“”“in early life, the child who thus pollutes himself [with masturbation] retards and arrests the healthy development of his nervous system, and the practice in such a one tends to idiocy and imbecility.”
During most of the 20th century, psychiatry was dominated by the psychoanalytic school started by Sigmund Freud and developed in non-Freudian directions by Carl Jung and Alfred Adler and others. This has since fallen out of favour. These days, psychiatrists tend to prefer treatments such as newer forms of psychotherapy and pharmaceuticals like antidepressants (although the efficacy of these has been called into question from time to time). Psychiatrists treat a wide variety of "conditions" that don't have any reliable blood tests (or the like) ranging from phobias to personality disorders, autism, gender dysphoria, PTSD and schizophrenia. In some cases their subject matter overlaps with that of neurology, such as various forms of dementia, brain injury and sleep disorders like sleep paralysis. Many of the first psychiatrists were in fact trained as neurologists, including Freud.

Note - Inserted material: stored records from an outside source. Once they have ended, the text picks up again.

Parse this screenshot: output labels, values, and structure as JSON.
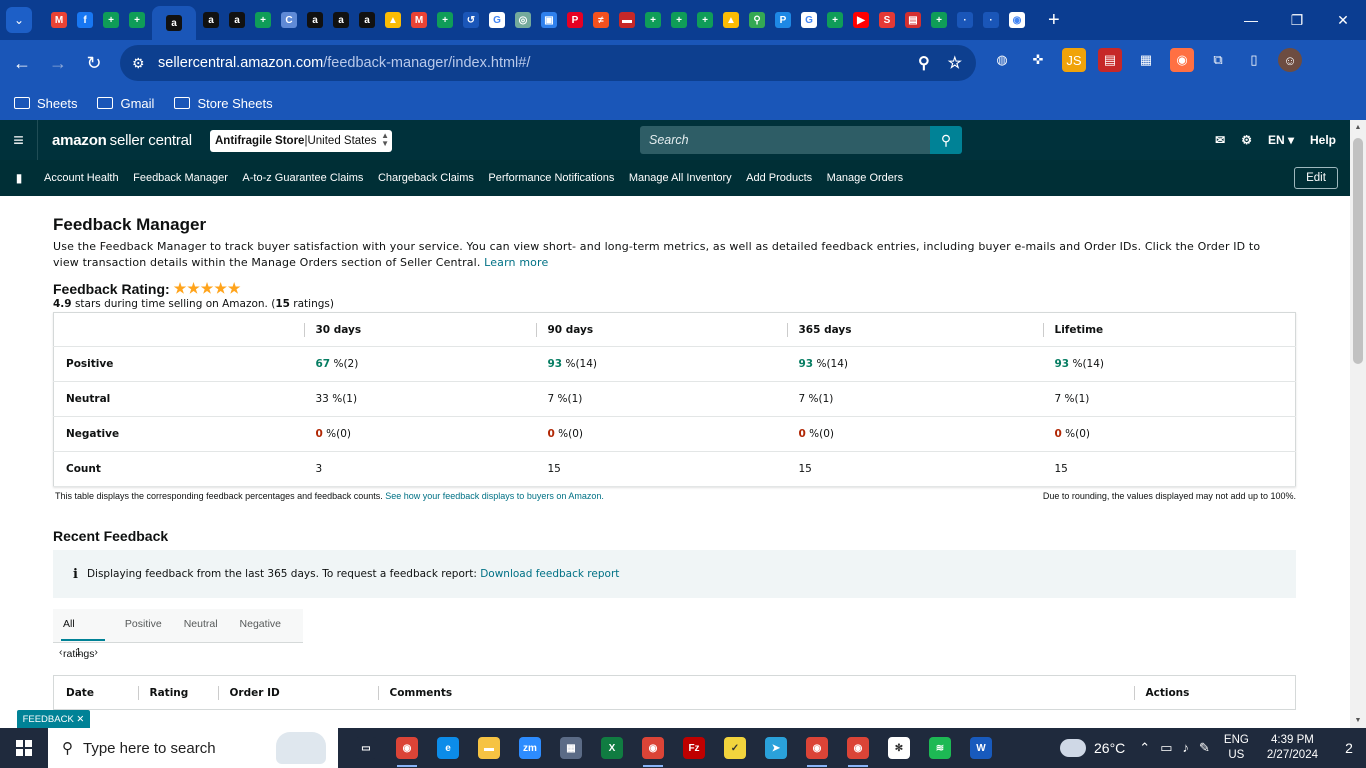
{
  "browser": {
    "tabs": [
      {
        "icon": "tab-list-icon",
        "color": "#1d5fc7",
        "glyph": "⌄"
      },
      {
        "icon": "gmail-icon",
        "color": "#ea4335",
        "glyph": "M"
      },
      {
        "icon": "facebook-icon",
        "color": "#1877f2",
        "glyph": "f"
      },
      {
        "icon": "sheets-icon",
        "color": "#0f9d58",
        "glyph": "+"
      },
      {
        "icon": "sheets-icon",
        "color": "#0f9d58",
        "glyph": "+"
      },
      {
        "icon": "amazon-icon",
        "color": "#111111",
        "glyph": "a"
      },
      {
        "icon": "amazon-icon",
        "color": "#111111",
        "glyph": "a"
      },
      {
        "icon": "amazon-icon",
        "color": "#111111",
        "glyph": "a"
      },
      {
        "icon": "sheets-icon",
        "color": "#0f9d58",
        "glyph": "+"
      },
      {
        "icon": "loading-icon",
        "color": "#5f8ad6",
        "glyph": "C"
      },
      {
        "icon": "amazon-icon",
        "color": "#111111",
        "glyph": "a"
      },
      {
        "icon": "amazon-icon",
        "color": "#111111",
        "glyph": "a"
      },
      {
        "icon": "amazon-icon",
        "color": "#111111",
        "glyph": "a"
      },
      {
        "icon": "drive-icon",
        "color": "#fbbc04",
        "glyph": "▲"
      },
      {
        "icon": "gmail-icon",
        "color": "#ea4335",
        "glyph": "M"
      },
      {
        "icon": "sheets-icon",
        "color": "#0f9d58",
        "glyph": "+"
      },
      {
        "icon": "history-icon",
        "color": "#1a56b8",
        "glyph": "↺"
      },
      {
        "icon": "google-icon",
        "color": "#ffffff",
        "glyph": "G"
      },
      {
        "icon": "chatgpt-icon",
        "color": "#74aa9c",
        "glyph": "◎"
      },
      {
        "icon": "bot-icon",
        "color": "#2f80ed",
        "glyph": "▣"
      },
      {
        "icon": "pinterest-icon",
        "color": "#e60023",
        "glyph": "P"
      },
      {
        "icon": "app-icon",
        "color": "#f4511e",
        "glyph": "≠"
      },
      {
        "icon": "app-icon",
        "color": "#c62828",
        "glyph": "▬"
      },
      {
        "icon": "sheets-icon",
        "color": "#0f9d58",
        "glyph": "+"
      },
      {
        "icon": "sheets-icon",
        "color": "#0f9d58",
        "glyph": "+"
      },
      {
        "icon": "sheets-icon",
        "color": "#0f9d58",
        "glyph": "+"
      },
      {
        "icon": "drive-icon",
        "color": "#fbbc04",
        "glyph": "▲"
      },
      {
        "icon": "maps-icon",
        "color": "#34a853",
        "glyph": "⚲"
      },
      {
        "icon": "app-icon",
        "color": "#1e88e5",
        "glyph": "P"
      },
      {
        "icon": "google-icon",
        "color": "#ffffff",
        "glyph": "G"
      },
      {
        "icon": "sheets-icon",
        "color": "#0f9d58",
        "glyph": "+"
      },
      {
        "icon": "youtube-icon",
        "color": "#ff0000",
        "glyph": "▶"
      },
      {
        "icon": "app-icon",
        "color": "#e53935",
        "glyph": "S"
      },
      {
        "icon": "app-icon",
        "color": "#d32f2f",
        "glyph": "▤"
      },
      {
        "icon": "sheets-icon",
        "color": "#0f9d58",
        "glyph": "+"
      },
      {
        "icon": "app-icon",
        "color": "#1a56b8",
        "glyph": "·"
      },
      {
        "icon": "app-icon",
        "color": "#1a56b8",
        "glyph": "·"
      },
      {
        "icon": "chrome-icon",
        "color": "#ffffff",
        "glyph": "◉"
      }
    ],
    "active_tab_index": 5,
    "url_host": "sellercentral.amazon.com",
    "url_path": "/feedback-manager/index.html#/",
    "bookmarks": [
      "Sheets",
      "Gmail",
      "Store Sheets"
    ],
    "extensions": [
      "globe-icon",
      "puzzle-blue-icon",
      "js-icon",
      "ext-icon",
      "qr-icon",
      "color-icon",
      "extensions-icon",
      "sidepanel-icon",
      "profile-avatar"
    ]
  },
  "seller": {
    "logo_amazon": "amazon",
    "logo_suffix": "seller central",
    "store_name": "Antifragile Store",
    "store_sep": " | ",
    "store_country": "United States",
    "search_placeholder": "Search",
    "language": "EN",
    "help": "Help",
    "nav_links": [
      "Account Health",
      "Feedback Manager",
      "A-to-z Guarantee Claims",
      "Chargeback Claims",
      "Performance Notifications",
      "Manage All Inventory",
      "Add Products",
      "Manage Orders"
    ],
    "edit": "Edit"
  },
  "page": {
    "title": "Feedback Manager",
    "intro": "Use the Feedback Manager to track buyer satisfaction with your service. You can view short- and long-term metrics, as well as detailed feedback entries, including buyer e-mails and Order IDs. Click the Order ID to view transaction details within the Manage Orders section of Seller Central.",
    "learn_more": "Learn more",
    "rating_label": "Feedback Rating:",
    "rating_stars": 5,
    "rating_value": "4.9",
    "rating_text": " stars during time selling on Amazon. (",
    "rating_count": "15",
    "rating_suffix": " ratings)",
    "table_headers": [
      "",
      "30 days",
      "90 days",
      "365 days",
      "Lifetime"
    ],
    "rows": [
      {
        "label": "Positive",
        "cells": [
          {
            "pct": "67",
            "cnt": " %(2)"
          },
          {
            "pct": "93",
            "cnt": " %(14)"
          },
          {
            "pct": "93",
            "cnt": " %(14)"
          },
          {
            "pct": "93",
            "cnt": " %(14)"
          }
        ],
        "tone": "g"
      },
      {
        "label": "Neutral",
        "cells": [
          {
            "pct": "33",
            "cnt": " %(1)"
          },
          {
            "pct": "7",
            "cnt": " %(1)"
          },
          {
            "pct": "7",
            "cnt": " %(1)"
          },
          {
            "pct": "7",
            "cnt": " %(1)"
          }
        ],
        "tone": ""
      },
      {
        "label": "Negative",
        "cells": [
          {
            "pct": "0",
            "cnt": " %(0)"
          },
          {
            "pct": "0",
            "cnt": " %(0)"
          },
          {
            "pct": "0",
            "cnt": " %(0)"
          },
          {
            "pct": "0",
            "cnt": " %(0)"
          }
        ],
        "tone": "r"
      },
      {
        "label": "Count",
        "cells": [
          {
            "pct": "",
            "cnt": "3"
          },
          {
            "pct": "",
            "cnt": "15"
          },
          {
            "pct": "",
            "cnt": "15"
          },
          {
            "pct": "",
            "cnt": "15"
          }
        ],
        "tone": ""
      }
    ],
    "note_left": "This table displays the corresponding feedback percentages and feedback counts.",
    "note_left_link": "See how your feedback displays to buyers on Amazon.",
    "note_right": "Due to rounding, the values displayed may not add up to 100%.",
    "recent_title": "Recent Feedback",
    "info_text": "Displaying feedback from the last 365 days. To request a feedback report:",
    "info_link": "Download feedback report",
    "filter_tabs": [
      "All ratings",
      "Positive",
      "Neutral",
      "Negative"
    ],
    "page_number": "1",
    "recent_headers": [
      "Date",
      "Rating",
      "Order ID",
      "Comments",
      "Actions"
    ],
    "feedback_tab": "FEEDBACK"
  },
  "taskbar": {
    "search_placeholder": "Type here to search",
    "apps": [
      {
        "icon": "task-view-icon",
        "color": "#1f2a3d",
        "glyph": "▭",
        "run": false
      },
      {
        "icon": "chrome-icon",
        "color": "#db4437",
        "glyph": "◉",
        "run": true
      },
      {
        "icon": "edge-icon",
        "color": "#0c8ce9",
        "glyph": "e",
        "run": false
      },
      {
        "icon": "file-explorer-icon",
        "color": "#f6c343",
        "glyph": "▬",
        "run": false
      },
      {
        "icon": "zoom-icon",
        "color": "#2d8cff",
        "glyph": "zm",
        "run": false
      },
      {
        "icon": "calculator-icon",
        "color": "#5b6b86",
        "glyph": "▦",
        "run": false
      },
      {
        "icon": "excel-icon",
        "color": "#107c41",
        "glyph": "X",
        "run": false
      },
      {
        "icon": "chrome-icon",
        "color": "#db4437",
        "glyph": "◉",
        "run": true
      },
      {
        "icon": "filezilla-icon",
        "color": "#bf0000",
        "glyph": "Fz",
        "run": false
      },
      {
        "icon": "notes-icon",
        "color": "#f2d43d",
        "glyph": "✓",
        "run": false
      },
      {
        "icon": "telegram-icon",
        "color": "#2aa1da",
        "glyph": "➤",
        "run": false
      },
      {
        "icon": "chrome-icon",
        "color": "#db4437",
        "glyph": "◉",
        "run": true
      },
      {
        "icon": "chrome-icon",
        "color": "#db4437",
        "glyph": "◉",
        "run": true
      },
      {
        "icon": "slack-icon",
        "color": "#ffffff",
        "glyph": "✻",
        "run": false
      },
      {
        "icon": "spotify-icon",
        "color": "#1db954",
        "glyph": "≋",
        "run": false
      },
      {
        "icon": "word-icon",
        "color": "#185abd",
        "glyph": "W",
        "run": false
      }
    ],
    "temperature": "26°C",
    "lang_top": "ENG",
    "lang_bottom": "US",
    "time": "4:39 PM",
    "date": "2/27/2024",
    "notifications": "2"
  }
}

In the United States, the American Psychiatric Association's official handbook, the DSM (now in its 5th edition) is meant to be a universal guide to psychiatric diagnosis using standardized criteria. Any revisions to the DSM are generally met with controversy over the validity of its categories and whether certain disorders are real diseases versus social constructs. Particularly due to the frequency and lack of consensus of how mental "diseases" should be introduced or removed. The criteria for medicalizing mental states has been reported as undefinable by the lead editor of the DSM-IV:
There is no definition of a mental disorder. It’s bullshit. I mean, you just can’t define it.”—Allen Frances, lead editor of the fourth edition of the American Psychiatric Association’s Diagnostic and Statistical Manual of Mental Disorders
Perhaps lending to the idea that mental illnesses are social constructs, public pressure has led to the institutional exclusion of "conditions" seriously considered by professionals to be disorders, including but not limited to homosexuality, neurosis, and "late luteal phase dysphoric disorder". Because psychiatric disorders are diagnosed by matching patient-reported symptoms and whole-body observation to simple checklists rather than biological testing with biomarkers, it is not uncommon for people to self-diagnose through a combination of their own opinion and their friends. People who sunk hundreds of thousands of dollars into pseudoscience in an academy in their late teens tend to look down on this sort of thing, however.